Yes, sir. That’s why I was referring to a(n extremely) lucky scenario with a small number of true predictors of which every one has been measured, and where the sample at hand is so representative of the actual DGM that if we guess correctly and fit the true model, all point estimates land on their true (=oracle) values. The conjecture was that in this scenario, our model will be equal to the oracle model from a frequentist perspective because the point predictions will be identical and frequentists don’t care about uncertainty information. From a Bayesian perspective that same model will still underperform the oracle model, because its posterior will be more diffuse than the oracle’s set of point masses at the true parameter values.

EDIT: In fact the sample shouldn’t even have to be perfectly representative of the DGM. If we correctly guess the true model, then in terms of point predictions it should be just as good as the oracle model over infinite resamples. But in his previous post, Aki seems to be referring to estimation uncertainty as the reason why the true model won’t be as good.

Is the idea that the oracle model will have a separate fit to each hypothetical new dataset (e.g. can have estimation uncertainty), or is the idea that the oracle model doesn’t have to be fit because it uses the true parameter values invariably. If the latter, then afaik the oracle model cannot have any variance, only bias (due to lacking unmeasured covariates).

But if the oracle model does have to be fit to each sample and thus can have estimation uncertainty, then it follows that with small n, the oracle model will be different from the true model even when all true covariates have been measured, because the true model will have too much variance. On the other hand if the oracle model is just a set of perfectly precise parameter estimates, then whenever all true covariates have been measured, the oracle model is simply the DGM.

It seems to me that there’s a difference between “oracle DGM” (the best-predicting set of perfectly precise true parameter values that can be chosen using the available covariates) and “oracle model” (the best model formula that can be put together for samples of size n, using the available covariates), and I dunno which interpretation applies here. Arlot says the quality of a model selection procedure is measured by “excess loss”, (defined in Section 1.1 as something independent of particular samples), but his subsequent definition of oracle model is S_{m^*}, where m^* is chosen to minimize l(s,\hat{s}_m(D_n)), and this looks specific to the sample at hand. (The formal definition of D_n on p. 44 flies way over my head).

The Oracle model was defined as the best model on average, but the inference for the parameters could still be made based on the data and thus the parameters can have uncertainty.
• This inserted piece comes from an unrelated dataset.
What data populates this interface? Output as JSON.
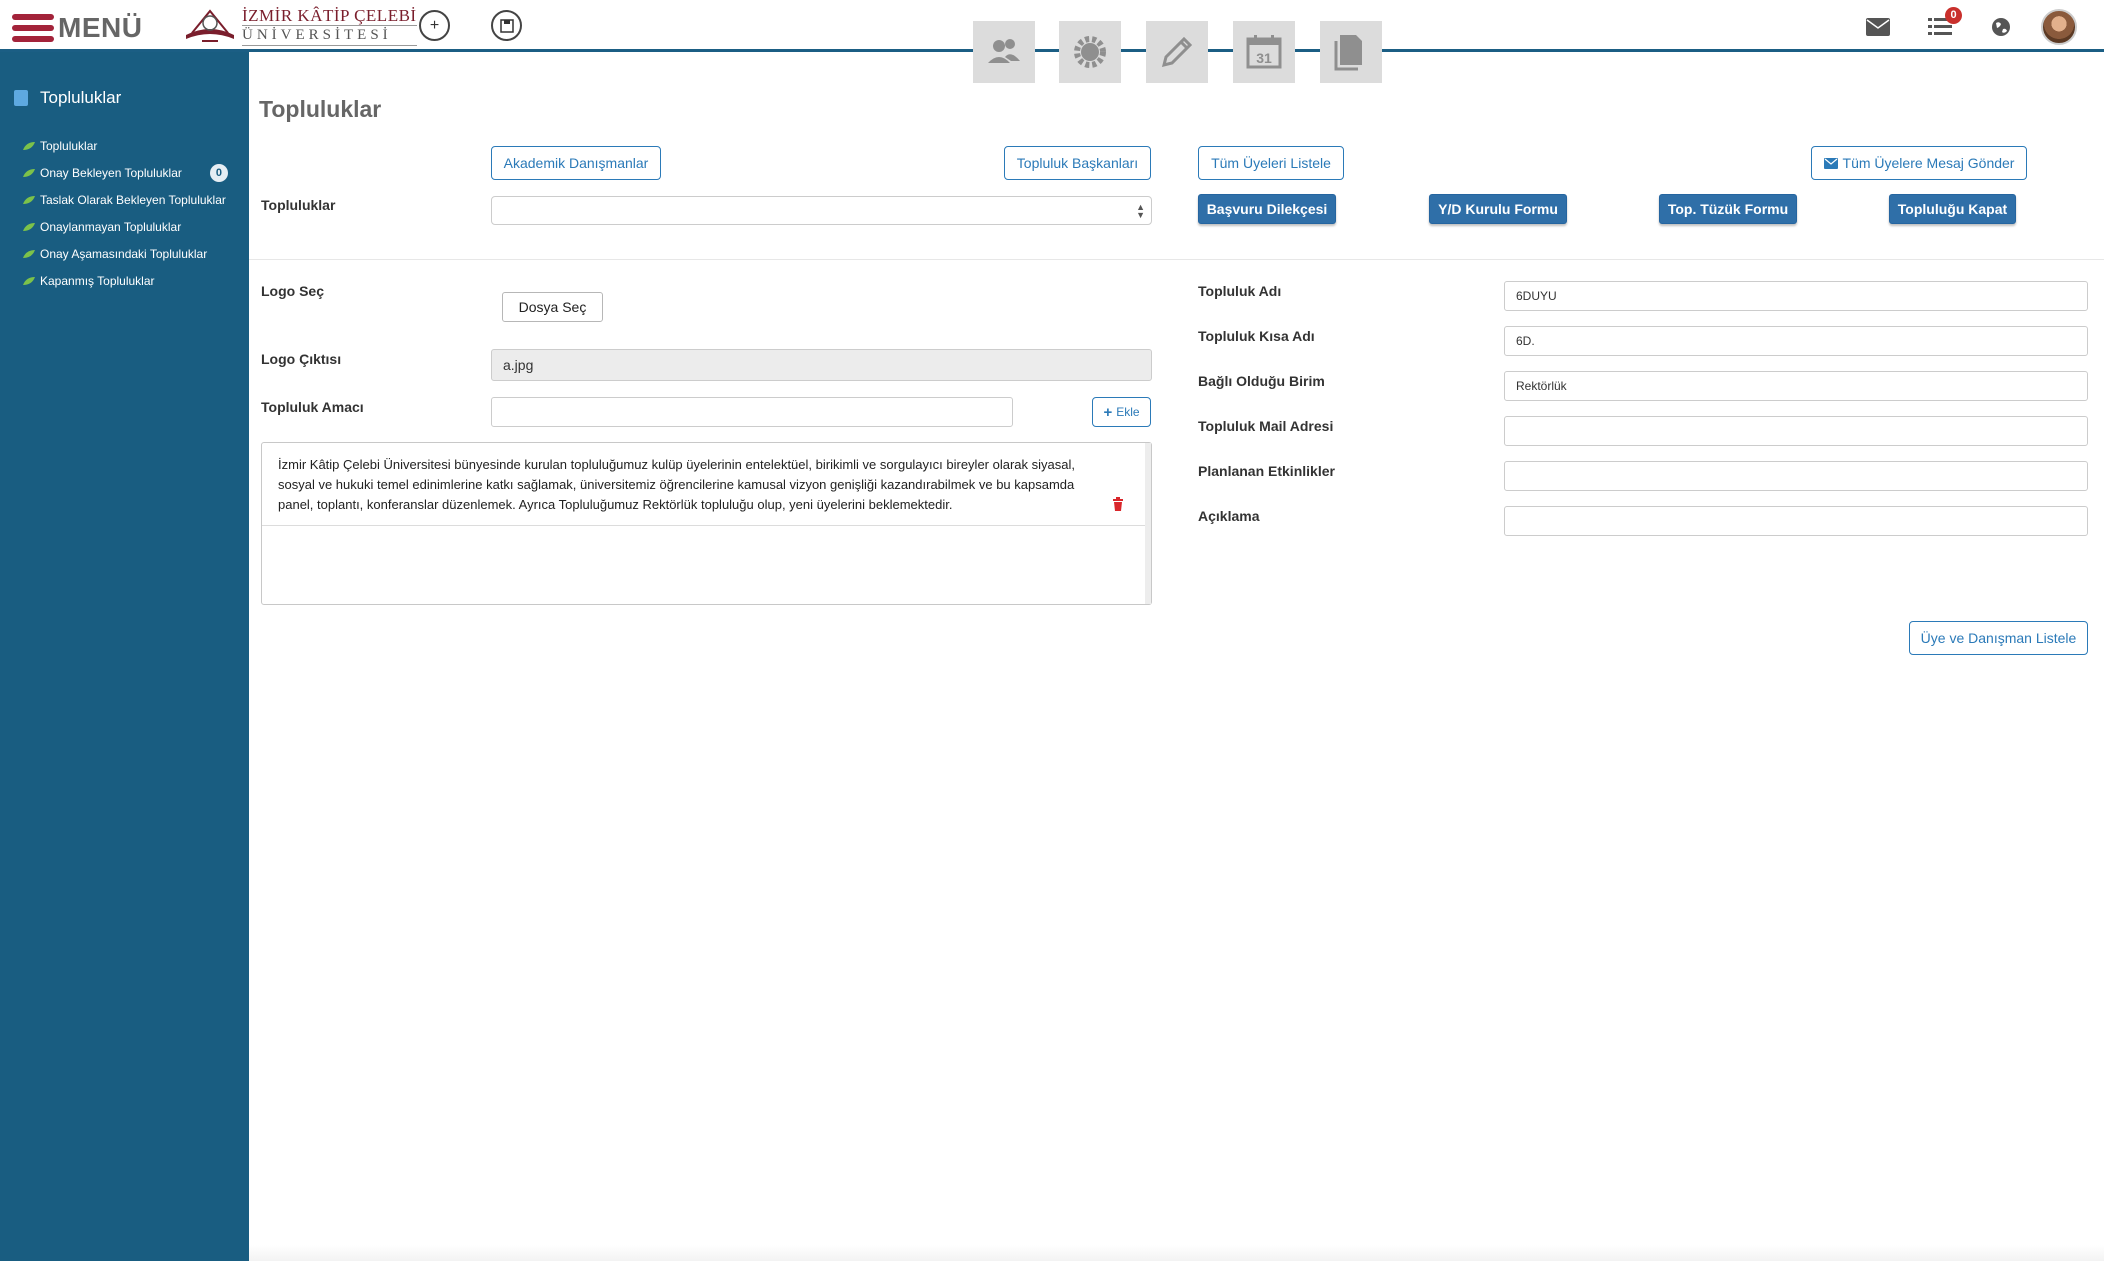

The issue is that the same finite data is used to fit the models and do the selection, and thus it is unlikely that the selection approach would always select the oracle model. The same inequality holds whether we use distributions and integrate over or use point estimates.

Thanks Aki. I think I get it now, finally: it’s the best model, on average, that can be fit to a sample of this size with these covariates, coming from this DGM. It’s different from the true model IF either A) the sample is too small to estimate the true model properly, B) the sample is missing true predictors, or both.

If this is confirmed correct then I will proceed to declare the thread solved.

Yes! For A, it’s easy to make a simulation with e.g. 100 covariates with all of them having non-zero beta 1e-12, small n, noisy observations, and wide prior, where it is likely that the oracle model would have zero covariates while true model has 100 covariates.